- Required action
Write the records out again without change. Leave the pictures behind.

- Data for review
+++

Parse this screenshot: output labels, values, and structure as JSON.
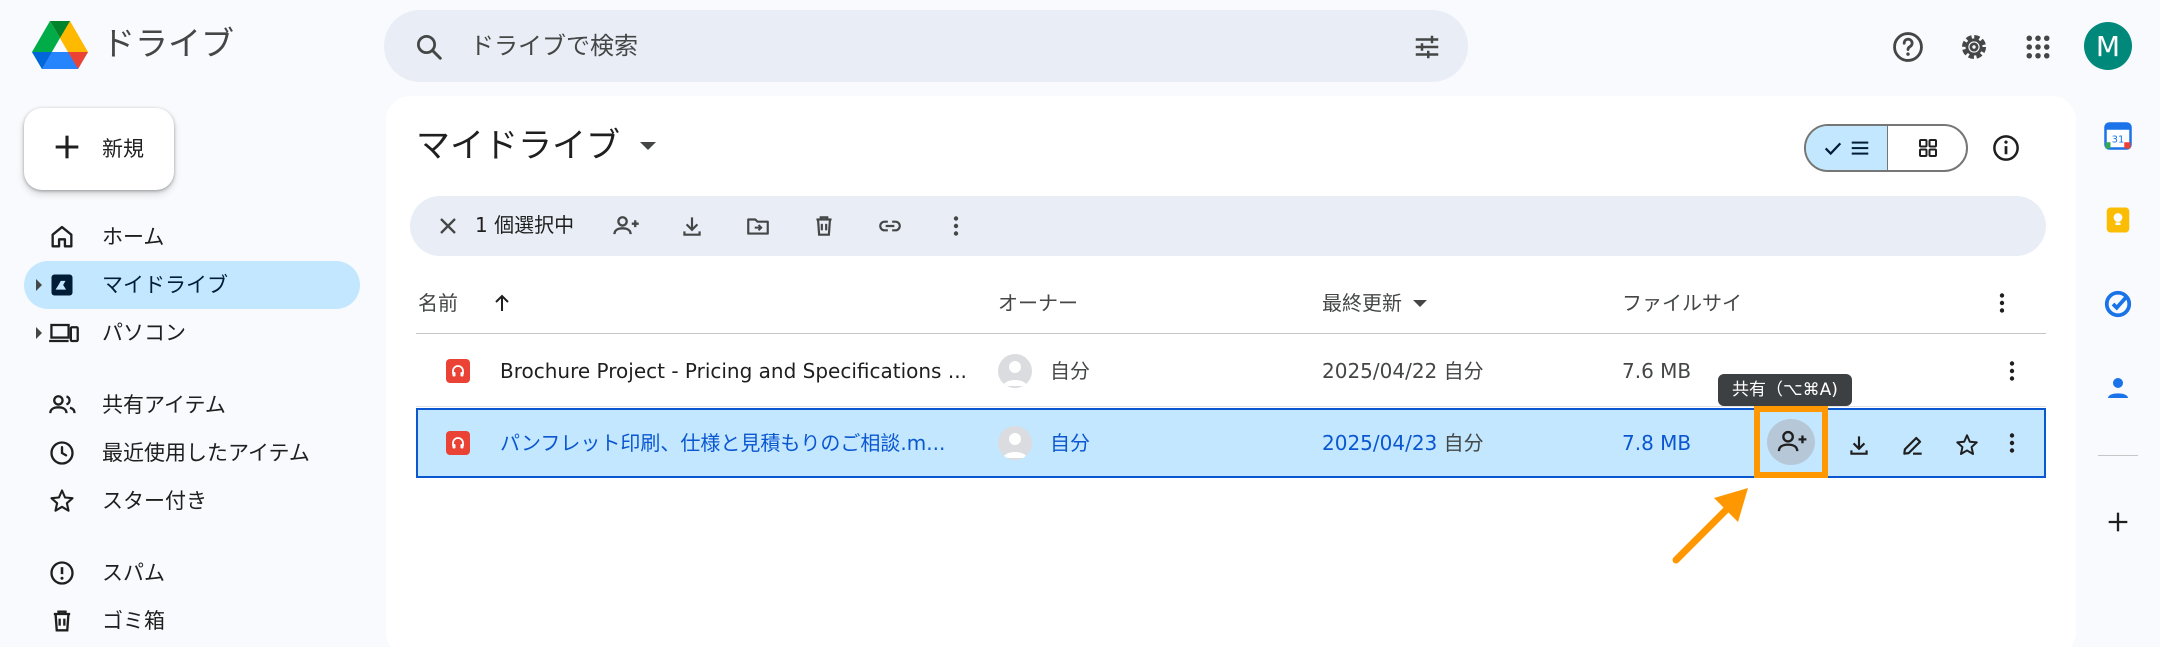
{
  "header": {
    "app_title": "ドライブ",
    "search_placeholder": "ドライブで検索",
    "avatar_letter": "M",
    "icons": [
      "drive-logo",
      "search-icon",
      "filter-icon",
      "help-icon",
      "settings-icon",
      "apps-icon"
    ]
  },
  "sidebar": {
    "new_label": "新規",
    "items": [
      {
        "label": "ホーム",
        "icon": "home-icon"
      },
      {
        "label": "マイドライブ",
        "icon": "my-drive-icon",
        "active": true
      },
      {
        "label": "パソコン",
        "icon": "computers-icon"
      },
      {
        "label": "共有アイテム",
        "icon": "shared-icon"
      },
      {
        "label": "最近使用したアイテム",
        "icon": "recent-icon"
      },
      {
        "label": "スター付き",
        "icon": "star-icon"
      },
      {
        "label": "スパム",
        "icon": "spam-icon"
      },
      {
        "label": "ゴミ箱",
        "icon": "trash-icon"
      }
    ]
  },
  "main": {
    "title": "マイドライブ",
    "selection": {
      "count_label": "1 個選択中"
    },
    "columns": {
      "name": "名前",
      "owner": "オーナー",
      "modified": "最終更新",
      "size": "ファイルサイ"
    },
    "rows": [
      {
        "name": "Brochure Project - Pricing and Specifications ...",
        "owner": "自分",
        "date": "2025/04/22",
        "modified_by": "自分",
        "size": "7.6 MB",
        "selected": false
      },
      {
        "name": "パンフレット印刷、仕様と見積もりのご相談.m...",
        "owner": "自分",
        "date": "2025/04/23",
        "modified_by": "自分",
        "size": "7.8 MB",
        "selected": true
      }
    ],
    "tooltip": "共有（⌥⌘A)"
  },
  "colors": {
    "accent": "#0b57d0",
    "selected_bg": "#c2e7ff",
    "highlight": "#ff9800",
    "file_icon": "#ea4335"
  }
}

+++

- Exercise response
Parse this screenshot: output labels, values, and structure as JSON.
{
  "header": {
    "app_title": "ドライブ",
    "search_placeholder": "ドライブで検索",
    "avatar_letter": "M",
    "icons": [
      "drive-logo",
      "search-icon",
      "filter-icon",
      "help-icon",
      "settings-icon",
      "apps-icon"
    ]
  },
  "sidebar": {
    "new_label": "新規",
    "items": [
      {
        "label": "ホーム",
        "icon": "home-icon"
      },
      {
        "label": "マイドライブ",
        "icon": "my-drive-icon",
        "active": true
      },
      {
        "label": "パソコン",
        "icon": "computers-icon"
      },
      {
        "label": "共有アイテム",
        "icon": "shared-icon"
      },
      {
        "label": "最近使用したアイテム",
        "icon": "recent-icon"
      },
      {
        "label": "スター付き",
        "icon": "star-icon"
      },
      {
        "label": "スパム",
        "icon": "spam-icon"
      },
      {
        "label": "ゴミ箱",
        "icon": "trash-icon"
      }
    ]
  },
  "main": {
    "title": "マイドライブ",
    "selection": {
      "count_label": "1 個選択中"
    },
    "columns": {
      "name": "名前",
      "owner": "オーナー",
      "modified": "最終更新",
      "size": "ファイルサイ"
    },
    "rows": [
      {
        "name": "Brochure Project - Pricing and Specifications ...",
        "owner": "自分",
        "date": "2025/04/22",
        "modified_by": "自分",
        "size": "7.6 MB",
        "selected": false
      },
      {
        "name": "パンフレット印刷、仕様と見積もりのご相談.m...",
        "owner": "自分",
        "date": "2025/04/23",
        "modified_by": "自分",
        "size": "7.8 MB",
        "selected": true
      }
    ],
    "tooltip": "共有（⌥⌘A)"
  },
  "colors": {
    "accent": "#0b57d0",
    "selected_bg": "#c2e7ff",
    "highlight": "#ff9800",
    "file_icon": "#ea4335"
  }
}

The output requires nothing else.